_Required action_.
Each entry, in full: copy it out exactly.

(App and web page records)
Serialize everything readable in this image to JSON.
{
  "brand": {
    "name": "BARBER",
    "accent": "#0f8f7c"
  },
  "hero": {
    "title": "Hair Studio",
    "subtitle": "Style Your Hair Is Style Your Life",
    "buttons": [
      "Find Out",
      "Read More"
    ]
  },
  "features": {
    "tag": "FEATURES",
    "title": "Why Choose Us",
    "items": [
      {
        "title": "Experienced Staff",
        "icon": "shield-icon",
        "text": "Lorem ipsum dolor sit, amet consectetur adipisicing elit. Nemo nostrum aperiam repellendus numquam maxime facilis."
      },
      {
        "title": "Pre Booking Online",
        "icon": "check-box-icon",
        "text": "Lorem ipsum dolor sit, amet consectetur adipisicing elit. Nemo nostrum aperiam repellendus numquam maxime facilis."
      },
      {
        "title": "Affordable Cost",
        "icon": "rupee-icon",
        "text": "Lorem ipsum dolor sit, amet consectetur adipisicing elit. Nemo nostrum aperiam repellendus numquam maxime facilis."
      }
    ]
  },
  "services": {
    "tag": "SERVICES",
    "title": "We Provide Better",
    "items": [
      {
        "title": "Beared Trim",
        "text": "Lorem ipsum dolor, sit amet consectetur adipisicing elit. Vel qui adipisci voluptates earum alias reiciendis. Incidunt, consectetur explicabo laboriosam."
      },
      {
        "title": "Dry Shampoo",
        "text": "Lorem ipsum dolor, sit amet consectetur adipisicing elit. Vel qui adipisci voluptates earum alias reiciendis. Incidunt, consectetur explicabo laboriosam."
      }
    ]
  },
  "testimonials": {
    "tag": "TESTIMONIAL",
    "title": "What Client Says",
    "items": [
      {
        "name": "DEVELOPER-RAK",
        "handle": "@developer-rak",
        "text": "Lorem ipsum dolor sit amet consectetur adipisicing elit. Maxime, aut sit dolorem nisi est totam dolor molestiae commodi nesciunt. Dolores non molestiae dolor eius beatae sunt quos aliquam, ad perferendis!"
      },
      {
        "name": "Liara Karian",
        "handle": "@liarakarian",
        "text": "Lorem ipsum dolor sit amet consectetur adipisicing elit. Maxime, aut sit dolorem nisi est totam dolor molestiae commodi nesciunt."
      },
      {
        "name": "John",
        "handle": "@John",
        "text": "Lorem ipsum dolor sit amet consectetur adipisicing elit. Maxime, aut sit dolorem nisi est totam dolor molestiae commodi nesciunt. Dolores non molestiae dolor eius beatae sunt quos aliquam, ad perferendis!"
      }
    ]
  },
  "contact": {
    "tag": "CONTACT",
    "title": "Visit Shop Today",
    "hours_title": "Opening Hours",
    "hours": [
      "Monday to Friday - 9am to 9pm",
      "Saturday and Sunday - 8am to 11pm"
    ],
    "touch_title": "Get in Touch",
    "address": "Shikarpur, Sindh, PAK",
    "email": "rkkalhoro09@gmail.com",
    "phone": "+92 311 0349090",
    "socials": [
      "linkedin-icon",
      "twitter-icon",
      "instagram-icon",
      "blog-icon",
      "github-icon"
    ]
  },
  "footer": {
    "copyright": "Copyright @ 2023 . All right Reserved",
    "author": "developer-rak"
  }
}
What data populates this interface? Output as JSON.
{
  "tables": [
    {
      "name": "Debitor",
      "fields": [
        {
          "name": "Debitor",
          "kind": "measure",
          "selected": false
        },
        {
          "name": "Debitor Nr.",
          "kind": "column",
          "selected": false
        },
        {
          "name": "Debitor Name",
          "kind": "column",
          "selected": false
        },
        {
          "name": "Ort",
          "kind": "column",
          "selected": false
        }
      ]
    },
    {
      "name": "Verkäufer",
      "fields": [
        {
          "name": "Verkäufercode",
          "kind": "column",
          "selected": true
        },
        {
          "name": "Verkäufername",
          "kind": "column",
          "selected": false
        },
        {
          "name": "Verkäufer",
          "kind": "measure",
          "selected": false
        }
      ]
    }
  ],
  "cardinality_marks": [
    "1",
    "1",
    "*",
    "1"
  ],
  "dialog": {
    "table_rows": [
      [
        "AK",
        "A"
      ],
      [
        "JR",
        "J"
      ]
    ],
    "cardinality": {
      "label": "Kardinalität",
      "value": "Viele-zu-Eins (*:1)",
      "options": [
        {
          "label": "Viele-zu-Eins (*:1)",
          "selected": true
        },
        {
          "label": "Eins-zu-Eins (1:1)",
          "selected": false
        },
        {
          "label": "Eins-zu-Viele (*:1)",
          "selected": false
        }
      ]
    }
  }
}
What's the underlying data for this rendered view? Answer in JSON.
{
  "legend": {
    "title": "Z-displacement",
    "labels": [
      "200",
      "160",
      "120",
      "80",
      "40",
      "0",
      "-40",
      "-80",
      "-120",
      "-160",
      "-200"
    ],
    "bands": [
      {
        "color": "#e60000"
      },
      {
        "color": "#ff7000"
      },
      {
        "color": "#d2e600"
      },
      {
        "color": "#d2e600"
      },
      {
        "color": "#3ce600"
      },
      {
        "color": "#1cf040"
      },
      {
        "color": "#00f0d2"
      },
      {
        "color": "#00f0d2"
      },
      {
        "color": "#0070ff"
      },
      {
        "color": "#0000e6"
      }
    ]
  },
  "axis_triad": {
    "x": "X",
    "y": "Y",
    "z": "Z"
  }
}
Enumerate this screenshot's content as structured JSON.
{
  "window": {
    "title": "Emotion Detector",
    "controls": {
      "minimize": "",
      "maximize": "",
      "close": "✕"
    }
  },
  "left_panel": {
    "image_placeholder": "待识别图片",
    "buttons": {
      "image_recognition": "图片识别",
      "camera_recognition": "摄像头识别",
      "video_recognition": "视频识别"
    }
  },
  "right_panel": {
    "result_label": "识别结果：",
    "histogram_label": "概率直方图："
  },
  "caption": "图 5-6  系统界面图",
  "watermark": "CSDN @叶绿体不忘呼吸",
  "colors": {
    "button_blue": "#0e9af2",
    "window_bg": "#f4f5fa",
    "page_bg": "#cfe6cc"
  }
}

_Answer_.
Serialize everything readable in this image to JSON.
{
  "brand": {
    "name": "BARBER",
    "accent": "#0f8f7c"
  },
  "hero": {
    "title": "Hair Studio",
    "subtitle": "Style Your Hair Is Style Your Life",
    "buttons": [
      "Find Out",
      "Read More"
    ]
  },
  "features": {
    "tag": "FEATURES",
    "title": "Why Choose Us",
    "items": [
      {
        "title": "Experienced Staff",
        "icon": "shield-icon",
        "text": "Lorem ipsum dolor sit, amet consectetur adipisicing elit. Nemo nostrum aperiam repellendus numquam maxime facilis."
      },
      {
        "title": "Pre Booking Online",
        "icon": "check-box-icon",
        "text": "Lorem ipsum dolor sit, amet consectetur adipisicing elit. Nemo nostrum aperiam repellendus numquam maxime facilis."
      },
      {
        "title": "Affordable Cost",
        "icon": "rupee-icon",
        "text": "Lorem ipsum dolor sit, amet consectetur adipisicing elit. Nemo nostrum aperiam repellendus numquam maxime facilis."
      }
    ]
  },
  "services": {
    "tag": "SERVICES",
    "title": "We Provide Better",
    "items": [
      {
        "title": "Beared Trim",
        "text": "Lorem ipsum dolor, sit amet consectetur adipisicing elit. Vel qui adipisci voluptates earum alias reiciendis. Incidunt, consectetur explicabo laboriosam."
      },
      {
        "title": "Dry Shampoo",
        "text": "Lorem ipsum dolor, sit amet consectetur adipisicing elit. Vel qui adipisci voluptates earum alias reiciendis. Incidunt, consectetur explicabo laboriosam."
      }
    ]
  },
  "testimonials": {
    "tag": "TESTIMONIAL",
    "title": "What Client Says",
    "items": [
      {
        "name": "DEVELOPER-RAK",
        "handle": "@developer-rak",
        "text": "Lorem ipsum dolor sit amet consectetur adipisicing elit. Maxime, aut sit dolorem nisi est totam dolor molestiae commodi nesciunt. Dolores non molestiae dolor eius beatae sunt quos aliquam, ad perferendis!"
      },
      {
        "name": "Liara Karian",
        "handle": "@liarakarian",
        "text": "Lorem ipsum dolor sit amet consectetur adipisicing elit. Maxime, aut sit dolorem nisi est totam dolor molestiae commodi nesciunt."
      },
      {
        "name": "John",
        "handle": "@John",
        "text": "Lorem ipsum dolor sit amet consectetur adipisicing elit. Maxime, aut sit dolorem nisi est totam dolor molestiae commodi nesciunt. Dolores non molestiae dolor eius beatae sunt quos aliquam, ad perferendis!"
      }
    ]
  },
  "contact": {
    "tag": "CONTACT",
    "title": "Visit Shop Today",
    "hours_title": "Opening Hours",
    "hours": [
      "Monday to Friday - 9am to 9pm",
      "Saturday and Sunday - 8am to 11pm"
    ],
    "touch_title": "Get in Touch",
    "address": "Shikarpur, Sindh, PAK",
    "email": "rkkalhoro09@gmail.com",
    "phone": "+92 311 0349090",
    "socials": [
      "linkedin-icon",
      "twitter-icon",
      "instagram-icon",
      "blog-icon",
      "github-icon"
    ]
  },
  "footer": {
    "copyright": "Copyright @ 2023 . All right Reserved",
    "author": "developer-rak"
  }
}
What data populates this interface? Output as JSON.
{
  "tables": [
    {
      "name": "Debitor",
      "fields": [
        {
          "name": "Debitor",
          "kind": "measure",
          "selected": false
        },
        {
          "name": "Debitor Nr.",
          "kind": "column",
          "selected": false
        },
        {
          "name": "Debitor Name",
          "kind": "column",
          "selected": false
        },
        {
          "name": "Ort",
          "kind": "column",
          "selected": false
        }
      ]
    },
    {
      "name": "Verkäufer",
      "fields": [
        {
          "name": "Verkäufercode",
          "kind": "column",
          "selected": true
        },
        {
          "name": "Verkäufername",
          "kind": "column",
          "selected": false
        },
        {
          "name": "Verkäufer",
          "kind": "measure",
          "selected": false
        }
      ]
    }
  ],
  "cardinality_marks": [
    "1",
    "1",
    "*",
    "1"
  ],
  "dialog": {
    "table_rows": [
      [
        "AK",
        "A"
      ],
      [
        "JR",
        "J"
      ]
    ],
    "cardinality": {
      "label": "Kardinalität",
      "value": "Viele-zu-Eins (*:1)",
      "options": [
        {
          "label": "Viele-zu-Eins (*:1)",
          "selected": true
        },
        {
          "label": "Eins-zu-Eins (1:1)",
          "selected": false
        },
        {
          "label": "Eins-zu-Viele (*:1)",
          "selected": false
        }
      ]
    }
  }
}
What's the underlying data for this rendered view? Answer in JSON.
{
  "legend": {
    "title": "Z-displacement",
    "labels": [
      "200",
      "160",
      "120",
      "80",
      "40",
      "0",
      "-40",
      "-80",
      "-120",
      "-160",
      "-200"
    ],
    "bands": [
      {
        "color": "#e60000"
      },
      {
        "color": "#ff7000"
      },
      {
        "color": "#d2e600"
      },
      {
        "color": "#d2e600"
      },
      {
        "color": "#3ce600"
      },
      {
        "color": "#1cf040"
      },
      {
        "color": "#00f0d2"
      },
      {
        "color": "#00f0d2"
      },
      {
        "color": "#0070ff"
      },
      {
        "color": "#0000e6"
      }
    ]
  },
  "axis_triad": {
    "x": "X",
    "y": "Y",
    "z": "Z"
  }
}
Enumerate this screenshot's content as structured JSON.
{
  "window": {
    "title": "Emotion Detector",
    "controls": {
      "minimize": "",
      "maximize": "",
      "close": "✕"
    }
  },
  "left_panel": {
    "image_placeholder": "待识别图片",
    "buttons": {
      "image_recognition": "图片识别",
      "camera_recognition": "摄像头识别",
      "video_recognition": "视频识别"
    }
  },
  "right_panel": {
    "result_label": "识别结果：",
    "histogram_label": "概率直方图："
  },
  "caption": "图 5-6  系统界面图",
  "watermark": "CSDN @叶绿体不忘呼吸",
  "colors": {
    "button_blue": "#0e9af2",
    "window_bg": "#f4f5fa",
    "page_bg": "#cfe6cc"
  }
}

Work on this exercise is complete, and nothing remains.